My name is Ka Jolo. Like many in my family, my mystical connection with the Cosmos has taught me inventive ways of thinking, making, and doing that seem new to the races of man. My people, the Achura, have until my generation been devoted to the cultivation of our souls, imagining ourselves above the bottom-line-focused affairs of the State; all that changed when our homeworld was desecrated by pirates. Now our gaze is turned outward.

The Caldari State, ruled by a handful of mega corporations, claims me as a subject. They drafted me into their military machine, training me in Special Operations, and even now consider me their tool. But they couldn't--or didn't--stop the freebooters from committing sacrilege in the Saisio system. Now they've all but discarded me, warehousing me in the State War Academy.

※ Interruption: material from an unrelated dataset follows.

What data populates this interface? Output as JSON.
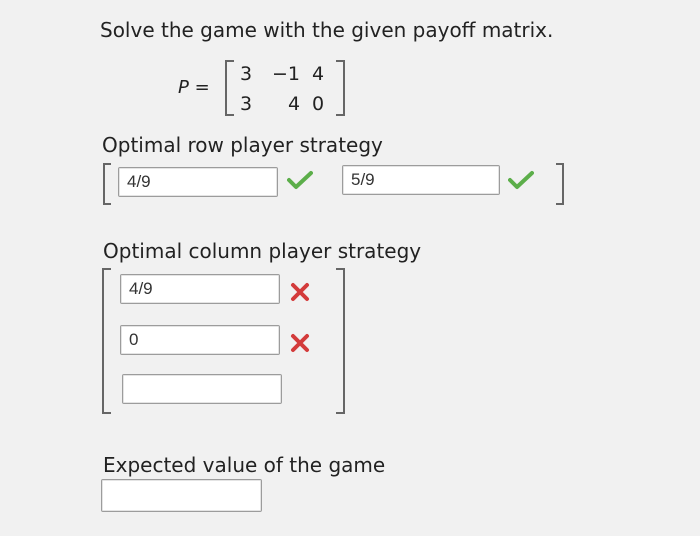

This morning I reached a decision. The State has no claim on my soul. They think they've taught me efficiency, precision, planning, and persistence solely for their own profit margins; now I'm taking everything they taught me and vow to use them for my own personal gain. And if some get hurt? If men with power and fortunes don't like my actions? If other States howl at my supposed masters over what I wreak? Then maybe the mighty Caldari corporations will press me under their thumb, squashing the life out of me. Maybe. Or maybe they'll find me too expensive to bother with, just as the thugs who blasphemed my home were deemed to powerful to deflect given their negligible impact on someone's profit-and-loss chart. We'll see.

Today, I begin thinking like a pirate.